# WHAT IS EXPECTED
As you work through the listing below, copy each line exactly and drop the images.

[DATA SUPPLIED Boundary: Start]

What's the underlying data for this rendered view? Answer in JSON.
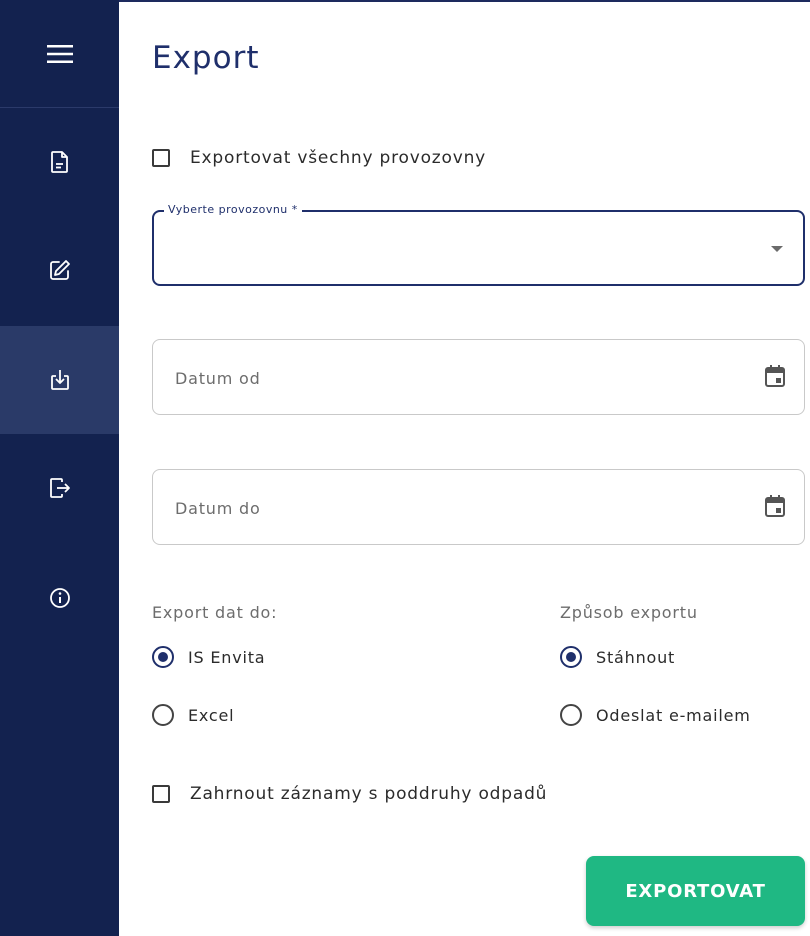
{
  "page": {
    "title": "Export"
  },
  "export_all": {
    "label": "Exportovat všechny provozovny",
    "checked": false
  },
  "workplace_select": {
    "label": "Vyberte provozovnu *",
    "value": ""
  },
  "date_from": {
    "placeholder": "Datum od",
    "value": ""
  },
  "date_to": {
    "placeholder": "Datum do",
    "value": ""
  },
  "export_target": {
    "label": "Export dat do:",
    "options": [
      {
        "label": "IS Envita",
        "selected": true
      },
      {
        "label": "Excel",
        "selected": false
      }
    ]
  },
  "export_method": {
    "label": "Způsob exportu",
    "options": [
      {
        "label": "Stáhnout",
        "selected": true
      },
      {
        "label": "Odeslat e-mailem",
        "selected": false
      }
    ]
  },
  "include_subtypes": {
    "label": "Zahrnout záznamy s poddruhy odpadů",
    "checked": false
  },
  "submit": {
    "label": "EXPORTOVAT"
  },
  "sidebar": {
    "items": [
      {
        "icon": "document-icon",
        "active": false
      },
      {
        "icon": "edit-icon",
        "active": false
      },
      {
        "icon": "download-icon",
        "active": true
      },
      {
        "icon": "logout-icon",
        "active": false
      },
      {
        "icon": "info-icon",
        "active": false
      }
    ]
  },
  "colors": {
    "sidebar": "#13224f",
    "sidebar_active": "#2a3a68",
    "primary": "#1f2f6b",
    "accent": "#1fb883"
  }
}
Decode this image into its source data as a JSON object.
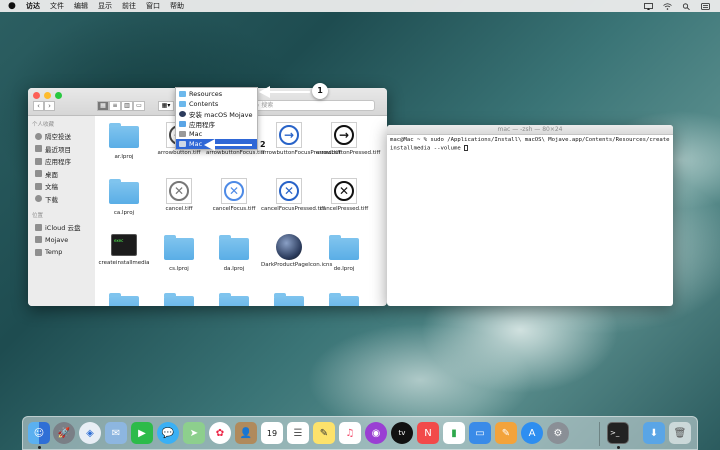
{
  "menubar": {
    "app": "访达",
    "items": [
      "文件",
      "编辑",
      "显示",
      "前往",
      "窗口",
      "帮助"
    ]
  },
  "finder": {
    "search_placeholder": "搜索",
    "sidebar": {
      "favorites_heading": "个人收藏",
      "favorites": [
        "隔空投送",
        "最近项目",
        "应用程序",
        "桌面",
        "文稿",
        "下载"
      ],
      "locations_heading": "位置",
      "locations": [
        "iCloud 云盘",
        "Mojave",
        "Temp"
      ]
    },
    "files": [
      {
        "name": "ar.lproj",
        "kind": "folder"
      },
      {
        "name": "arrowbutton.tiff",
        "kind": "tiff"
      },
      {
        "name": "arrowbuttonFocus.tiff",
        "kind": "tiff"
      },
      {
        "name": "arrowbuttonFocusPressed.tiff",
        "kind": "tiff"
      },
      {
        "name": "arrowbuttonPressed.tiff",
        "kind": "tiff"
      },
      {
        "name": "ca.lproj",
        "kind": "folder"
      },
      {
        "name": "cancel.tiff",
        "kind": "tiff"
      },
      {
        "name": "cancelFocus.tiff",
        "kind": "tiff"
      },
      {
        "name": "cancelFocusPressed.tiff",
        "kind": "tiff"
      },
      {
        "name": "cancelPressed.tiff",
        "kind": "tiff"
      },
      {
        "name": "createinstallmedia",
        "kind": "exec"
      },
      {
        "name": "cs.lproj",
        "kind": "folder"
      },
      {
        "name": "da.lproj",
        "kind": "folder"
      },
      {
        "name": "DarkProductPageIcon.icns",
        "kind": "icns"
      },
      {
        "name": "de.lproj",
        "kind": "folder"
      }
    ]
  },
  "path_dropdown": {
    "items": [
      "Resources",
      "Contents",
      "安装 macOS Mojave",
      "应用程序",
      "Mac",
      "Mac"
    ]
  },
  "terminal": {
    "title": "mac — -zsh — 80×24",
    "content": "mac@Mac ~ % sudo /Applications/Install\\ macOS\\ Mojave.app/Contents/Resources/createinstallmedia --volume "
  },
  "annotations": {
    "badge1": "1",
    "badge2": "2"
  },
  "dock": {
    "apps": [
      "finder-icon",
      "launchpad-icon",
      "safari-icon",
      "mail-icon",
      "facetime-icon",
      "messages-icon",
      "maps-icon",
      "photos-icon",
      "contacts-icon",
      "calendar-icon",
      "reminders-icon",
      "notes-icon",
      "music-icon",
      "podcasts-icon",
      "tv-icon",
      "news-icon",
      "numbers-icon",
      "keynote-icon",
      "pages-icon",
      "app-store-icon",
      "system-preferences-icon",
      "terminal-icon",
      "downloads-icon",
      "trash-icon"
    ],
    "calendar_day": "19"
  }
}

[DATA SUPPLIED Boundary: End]

# ANSWER
What's the underlying data for this rendered view? Answer in JSON.
{
  "page": {
    "title": "Export"
  },
  "export_all": {
    "label": "Exportovat všechny provozovny",
    "checked": false
  },
  "workplace_select": {
    "label": "Vyberte provozovnu *",
    "value": ""
  },
  "date_from": {
    "placeholder": "Datum od",
    "value": ""
  },
  "date_to": {
    "placeholder": "Datum do",
    "value": ""
  },
  "export_target": {
    "label": "Export dat do:",
    "options": [
      {
        "label": "IS Envita",
        "selected": true
      },
      {
        "label": "Excel",
        "selected": false
      }
    ]
  },
  "export_method": {
    "label": "Způsob exportu",
    "options": [
      {
        "label": "Stáhnout",
        "selected": true
      },
      {
        "label": "Odeslat e-mailem",
        "selected": false
      }
    ]
  },
  "include_subtypes": {
    "label": "Zahrnout záznamy s poddruhy odpadů",
    "checked": false
  },
  "submit": {
    "label": "EXPORTOVAT"
  },
  "sidebar": {
    "items": [
      {
        "icon": "document-icon",
        "active": false
      },
      {
        "icon": "edit-icon",
        "active": false
      },
      {
        "icon": "download-icon",
        "active": true
      },
      {
        "icon": "logout-icon",
        "active": false
      },
      {
        "icon": "info-icon",
        "active": false
      }
    ]
  },
  "colors": {
    "sidebar": "#13224f",
    "sidebar_active": "#2a3a68",
    "primary": "#1f2f6b",
    "accent": "#1fb883"
  }
}
Decode this image into its source data as a JSON object.
{
  "menubar": {
    "app": "访达",
    "items": [
      "文件",
      "编辑",
      "显示",
      "前往",
      "窗口",
      "帮助"
    ]
  },
  "finder": {
    "search_placeholder": "搜索",
    "sidebar": {
      "favorites_heading": "个人收藏",
      "favorites": [
        "隔空投送",
        "最近项目",
        "应用程序",
        "桌面",
        "文稿",
        "下载"
      ],
      "locations_heading": "位置",
      "locations": [
        "iCloud 云盘",
        "Mojave",
        "Temp"
      ]
    },
    "files": [
      {
        "name": "ar.lproj",
        "kind": "folder"
      },
      {
        "name": "arrowbutton.tiff",
        "kind": "tiff"
      },
      {
        "name": "arrowbuttonFocus.tiff",
        "kind": "tiff"
      },
      {
        "name": "arrowbuttonFocusPressed.tiff",
        "kind": "tiff"
      },
      {
        "name": "arrowbuttonPressed.tiff",
        "kind": "tiff"
      },
      {
        "name": "ca.lproj",
        "kind": "folder"
      },
      {
        "name": "cancel.tiff",
        "kind": "tiff"
      },
      {
        "name": "cancelFocus.tiff",
        "kind": "tiff"
      },
      {
        "name": "cancelFocusPressed.tiff",
        "kind": "tiff"
      },
      {
        "name": "cancelPressed.tiff",
        "kind": "tiff"
      },
      {
        "name": "createinstallmedia",
        "kind": "exec"
      },
      {
        "name": "cs.lproj",
        "kind": "folder"
      },
      {
        "name": "da.lproj",
        "kind": "folder"
      },
      {
        "name": "DarkProductPageIcon.icns",
        "kind": "icns"
      },
      {
        "name": "de.lproj",
        "kind": "folder"
      }
    ]
  },
  "path_dropdown": {
    "items": [
      "Resources",
      "Contents",
      "安装 macOS Mojave",
      "应用程序",
      "Mac",
      "Mac"
    ]
  },
  "terminal": {
    "title": "mac — -zsh — 80×24",
    "content": "mac@Mac ~ % sudo /Applications/Install\\ macOS\\ Mojave.app/Contents/Resources/createinstallmedia --volume "
  },
  "annotations": {
    "badge1": "1",
    "badge2": "2"
  },
  "dock": {
    "apps": [
      "finder-icon",
      "launchpad-icon",
      "safari-icon",
      "mail-icon",
      "facetime-icon",
      "messages-icon",
      "maps-icon",
      "photos-icon",
      "contacts-icon",
      "calendar-icon",
      "reminders-icon",
      "notes-icon",
      "music-icon",
      "podcasts-icon",
      "tv-icon",
      "news-icon",
      "numbers-icon",
      "keynote-icon",
      "pages-icon",
      "app-store-icon",
      "system-preferences-icon",
      "terminal-icon",
      "downloads-icon",
      "trash-icon"
    ],
    "calendar_day": "19"
  }
}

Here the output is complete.